He never knew his mom. Died when he was born. Grew up with his dad who loved him but was always at work. No brothers. No sisters. No friends. Was a Special Ed kid in school. Got teased. Bullied. Beat up. Always played by himself at the edge of the playground and ate his lunches alone until one day in eighth grade when his shop teacher took an interest. Asked him if he wanted to stay in during recesses and over lunches and after school to help him restore an old Mach I someone had donated. Edwin jumped at the chance. That’s how he caught the Mustang bug. Nothing like a good teacher.
Edwin’s not a bad card player but I usually just let him win no matter what. Always fun to see his face light up as he counts up points then takes a bite of his Twinkie and a long draw off of his chocolate milk. We finish our game and he gathers the cards and shakes my hand. I tell him it’s my last night at the station. Give him my phone number. Tell him to be sure to give me a call so we can keep in touch. Maybe play some more gin rummy. He tears up and gives me a hug. Tells me I’ve been a Good Friend. I tear up. Hug him back.
So have you, Edwin.

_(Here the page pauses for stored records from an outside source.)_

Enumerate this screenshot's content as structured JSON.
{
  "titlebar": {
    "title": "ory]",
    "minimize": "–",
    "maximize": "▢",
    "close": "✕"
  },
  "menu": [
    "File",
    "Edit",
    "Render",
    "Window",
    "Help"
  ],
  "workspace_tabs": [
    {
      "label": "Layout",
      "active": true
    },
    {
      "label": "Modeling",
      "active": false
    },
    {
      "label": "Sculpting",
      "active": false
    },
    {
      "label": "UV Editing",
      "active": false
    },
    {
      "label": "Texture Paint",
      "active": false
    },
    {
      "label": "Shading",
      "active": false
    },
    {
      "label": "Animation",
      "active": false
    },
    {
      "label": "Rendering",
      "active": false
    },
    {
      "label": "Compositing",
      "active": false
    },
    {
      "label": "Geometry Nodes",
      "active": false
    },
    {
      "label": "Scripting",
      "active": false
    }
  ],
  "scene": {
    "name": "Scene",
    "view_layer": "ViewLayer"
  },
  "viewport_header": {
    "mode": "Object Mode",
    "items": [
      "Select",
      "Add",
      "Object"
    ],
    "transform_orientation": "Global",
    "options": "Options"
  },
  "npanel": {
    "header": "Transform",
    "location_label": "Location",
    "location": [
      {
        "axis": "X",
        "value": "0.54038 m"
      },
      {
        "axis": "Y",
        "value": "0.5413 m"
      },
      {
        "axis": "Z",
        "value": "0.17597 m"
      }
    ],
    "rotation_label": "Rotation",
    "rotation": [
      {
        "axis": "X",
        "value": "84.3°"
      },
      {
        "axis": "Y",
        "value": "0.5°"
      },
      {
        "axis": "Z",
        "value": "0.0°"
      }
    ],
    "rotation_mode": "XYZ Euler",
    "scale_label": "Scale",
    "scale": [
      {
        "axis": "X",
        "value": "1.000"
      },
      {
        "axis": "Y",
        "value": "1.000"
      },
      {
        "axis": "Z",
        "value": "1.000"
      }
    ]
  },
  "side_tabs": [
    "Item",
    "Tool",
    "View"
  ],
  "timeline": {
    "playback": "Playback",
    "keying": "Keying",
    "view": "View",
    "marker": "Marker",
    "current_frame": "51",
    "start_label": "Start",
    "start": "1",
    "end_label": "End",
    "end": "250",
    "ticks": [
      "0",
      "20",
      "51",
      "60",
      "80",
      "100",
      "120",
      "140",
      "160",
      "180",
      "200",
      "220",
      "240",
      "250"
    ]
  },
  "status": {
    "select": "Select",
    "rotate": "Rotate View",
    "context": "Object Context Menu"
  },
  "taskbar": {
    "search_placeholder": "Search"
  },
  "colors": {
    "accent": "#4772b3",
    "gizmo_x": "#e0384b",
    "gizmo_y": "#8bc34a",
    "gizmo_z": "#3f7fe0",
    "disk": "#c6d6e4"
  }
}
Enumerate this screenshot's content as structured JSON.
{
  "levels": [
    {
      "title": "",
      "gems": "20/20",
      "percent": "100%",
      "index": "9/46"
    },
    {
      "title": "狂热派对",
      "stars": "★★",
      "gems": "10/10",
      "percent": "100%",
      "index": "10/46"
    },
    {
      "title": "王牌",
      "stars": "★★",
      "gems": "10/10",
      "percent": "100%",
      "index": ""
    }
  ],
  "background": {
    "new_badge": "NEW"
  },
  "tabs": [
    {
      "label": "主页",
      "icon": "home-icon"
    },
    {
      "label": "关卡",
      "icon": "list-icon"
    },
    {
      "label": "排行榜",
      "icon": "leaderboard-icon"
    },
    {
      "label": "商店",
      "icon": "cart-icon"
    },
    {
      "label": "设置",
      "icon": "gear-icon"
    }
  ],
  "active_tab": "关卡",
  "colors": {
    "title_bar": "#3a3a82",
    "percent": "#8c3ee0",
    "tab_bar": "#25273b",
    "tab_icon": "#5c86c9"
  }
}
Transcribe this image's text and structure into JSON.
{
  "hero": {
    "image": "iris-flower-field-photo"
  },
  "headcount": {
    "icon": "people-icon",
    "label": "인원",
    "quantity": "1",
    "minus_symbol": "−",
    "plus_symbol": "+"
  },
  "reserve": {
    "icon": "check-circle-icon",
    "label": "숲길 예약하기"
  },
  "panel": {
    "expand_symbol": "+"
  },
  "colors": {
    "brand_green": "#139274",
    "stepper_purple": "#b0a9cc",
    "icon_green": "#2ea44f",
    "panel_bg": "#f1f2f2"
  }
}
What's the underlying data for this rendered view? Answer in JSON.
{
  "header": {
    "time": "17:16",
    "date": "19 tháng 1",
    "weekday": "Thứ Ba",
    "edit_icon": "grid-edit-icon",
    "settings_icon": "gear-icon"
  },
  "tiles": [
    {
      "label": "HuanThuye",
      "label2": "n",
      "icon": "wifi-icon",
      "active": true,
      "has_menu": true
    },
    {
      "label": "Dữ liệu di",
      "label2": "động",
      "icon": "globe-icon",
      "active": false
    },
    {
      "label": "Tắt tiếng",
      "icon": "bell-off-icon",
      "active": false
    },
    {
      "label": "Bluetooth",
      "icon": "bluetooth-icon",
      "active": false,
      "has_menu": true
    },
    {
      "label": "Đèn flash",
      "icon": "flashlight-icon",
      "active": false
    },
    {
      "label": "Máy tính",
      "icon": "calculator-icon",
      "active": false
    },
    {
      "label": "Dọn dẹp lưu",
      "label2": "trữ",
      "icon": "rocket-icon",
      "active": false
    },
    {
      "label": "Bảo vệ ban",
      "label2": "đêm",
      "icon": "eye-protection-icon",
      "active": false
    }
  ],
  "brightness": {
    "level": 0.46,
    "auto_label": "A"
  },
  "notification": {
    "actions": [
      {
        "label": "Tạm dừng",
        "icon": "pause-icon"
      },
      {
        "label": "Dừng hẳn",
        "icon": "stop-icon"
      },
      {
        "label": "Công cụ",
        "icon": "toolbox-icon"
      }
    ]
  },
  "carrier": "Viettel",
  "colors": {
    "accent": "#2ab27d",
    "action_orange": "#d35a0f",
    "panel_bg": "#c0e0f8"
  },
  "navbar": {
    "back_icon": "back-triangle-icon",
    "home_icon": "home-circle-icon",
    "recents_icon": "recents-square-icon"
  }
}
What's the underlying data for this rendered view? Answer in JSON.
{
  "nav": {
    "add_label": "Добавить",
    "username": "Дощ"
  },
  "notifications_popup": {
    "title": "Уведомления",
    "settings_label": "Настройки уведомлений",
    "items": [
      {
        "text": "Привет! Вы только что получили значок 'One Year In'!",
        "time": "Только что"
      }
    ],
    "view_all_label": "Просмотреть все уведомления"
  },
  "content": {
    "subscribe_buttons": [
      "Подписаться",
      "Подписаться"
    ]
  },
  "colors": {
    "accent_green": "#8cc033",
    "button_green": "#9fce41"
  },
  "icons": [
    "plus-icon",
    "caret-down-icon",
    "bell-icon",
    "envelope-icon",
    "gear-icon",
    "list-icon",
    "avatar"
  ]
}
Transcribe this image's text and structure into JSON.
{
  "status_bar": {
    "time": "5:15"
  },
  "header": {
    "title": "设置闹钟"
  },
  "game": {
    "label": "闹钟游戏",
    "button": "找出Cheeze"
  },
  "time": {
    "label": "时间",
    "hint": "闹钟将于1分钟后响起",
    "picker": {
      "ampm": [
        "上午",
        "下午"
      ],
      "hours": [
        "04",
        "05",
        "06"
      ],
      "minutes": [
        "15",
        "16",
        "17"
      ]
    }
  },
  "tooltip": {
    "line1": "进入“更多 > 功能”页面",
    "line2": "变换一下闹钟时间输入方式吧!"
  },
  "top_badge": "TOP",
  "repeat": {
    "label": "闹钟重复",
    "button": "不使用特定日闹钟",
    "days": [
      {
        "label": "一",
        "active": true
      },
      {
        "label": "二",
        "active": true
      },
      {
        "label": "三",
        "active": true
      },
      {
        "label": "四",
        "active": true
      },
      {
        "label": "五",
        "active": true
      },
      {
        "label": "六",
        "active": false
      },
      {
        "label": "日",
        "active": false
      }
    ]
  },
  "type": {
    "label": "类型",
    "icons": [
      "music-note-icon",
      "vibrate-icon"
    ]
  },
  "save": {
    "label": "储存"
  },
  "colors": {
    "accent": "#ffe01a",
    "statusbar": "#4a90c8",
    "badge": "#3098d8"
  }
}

5:30 – 7:30 AM: The Morning Rush. Nothing but Karens and Kevins. Each wanting what they want and wanting it now so I hustle around trying to keep everyone happy. A couple of them say “thanks” as they leave but most don’t. I don’t care. Love all the action after the slow night. Busy is always Best.
8:00 AM: I hang my shop shirt back on the hook in the manager’s office. Lay my keys on his desk. Leave him a note thanking him for the job. Say hello and goodbye to Stan the morning guy who gives me a wave and a wink as he turns up Paul Harvey. I walk out to the ‘B but before I climb in turn back to look at the little red, white, and blue station one last time. Catch myself wearing a bittersweet smile.
I’ll miss everything about it.